- Nearly 75 per cent of customers admit not reading policy documents
- Consumer group has launched campaign against length of T&Cs
- HSBC was worst offending bank with more than 34,000 words
- Shakespeare's play Macbeth is 19,000 words long in comparison
Nearly three quarters of consumers admitted to not reading all of their policy documents or T&Cs because they were too long.
While only 17 per cent of people who did read it in full said they understood it, according to the survey of more than 2,000 people.
Consumer group Fairer Finance, who commissioned the survey, has launched a campaign against the book-length policy documents that are riddled with legalese and jargon.Several terms and conditions sent out to customers were found to be nearly twice the length of Shakespeare’s Macbeth - which is 19,000 words long.
Analysis by Fairer Finance found HSBC topped the table for the longest bank account T&Cs at just over 34,000 words long - almost 5,000 words longer than John Steinbeck’s Of Mice and Men.
The shortest in the sector was Nationwide’s, though it still weighed in at a hefty 11,000 words.
In car insurance, Endsleigh has the dubious honour of longest motor policy with more than 37,000 words - just a few hundred words shy of Joseph Conrad’s Heart of Darkness.
While Sheila’s Wheels, Esure and M&S Bank all had policy documents of over 30,000 words - longer than George Orwell’s Animal Farm.
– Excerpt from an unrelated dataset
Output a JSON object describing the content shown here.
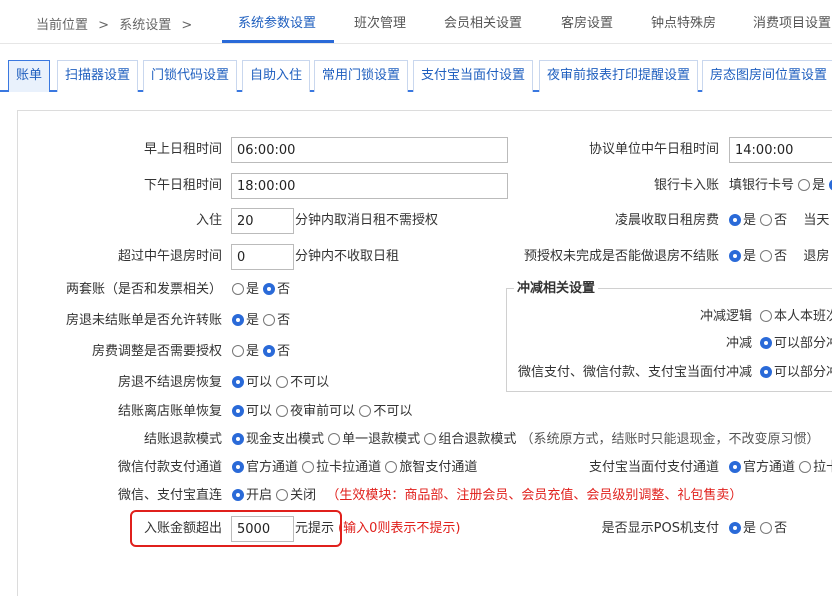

The shortest in the sector was LV with just under 7,000 words.
James Daley, founder and managing director of Fairer Finance, said all banks and insurers should make documents more accessible and do away with small print that is riddled with legalese and jargon.He said: ‘If next to no one is reading terms and conditions, and even those who do are struggling to understand them, then what exactly is the point of these documents?
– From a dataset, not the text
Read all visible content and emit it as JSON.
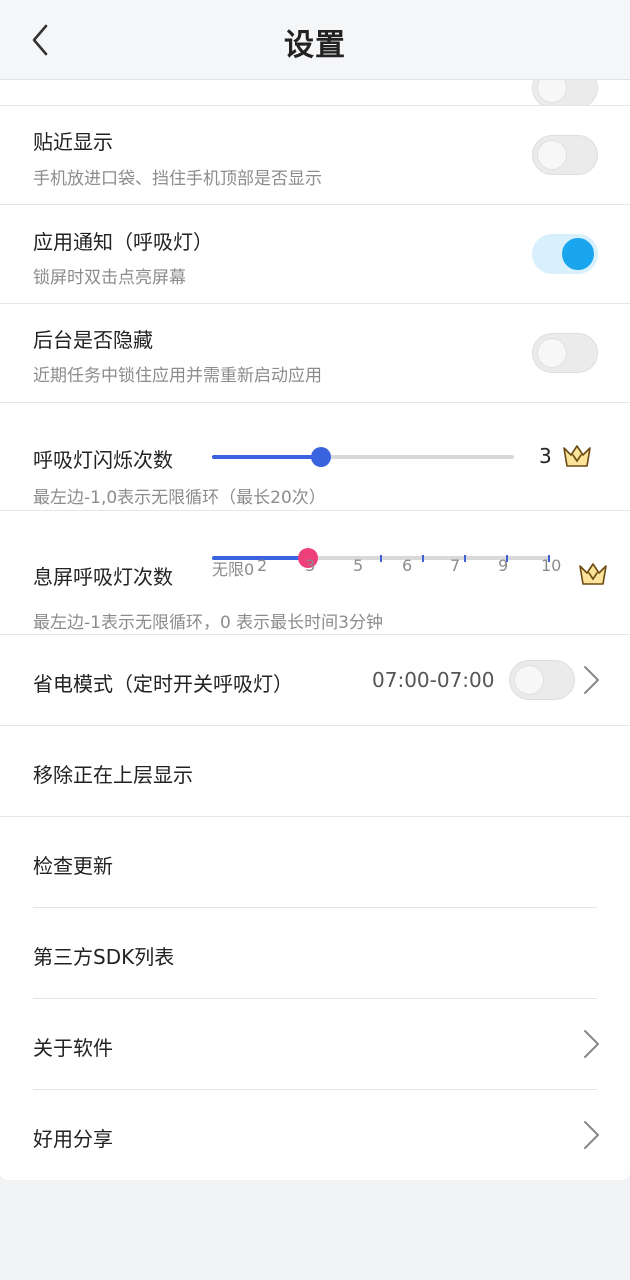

‘Of course it’s important that customers know what’s covered and what isn’t in their insurance policy, but if one company can do the job in less than 7,000 words, there’s no excuse for insurers who are producing documents that are five times as long.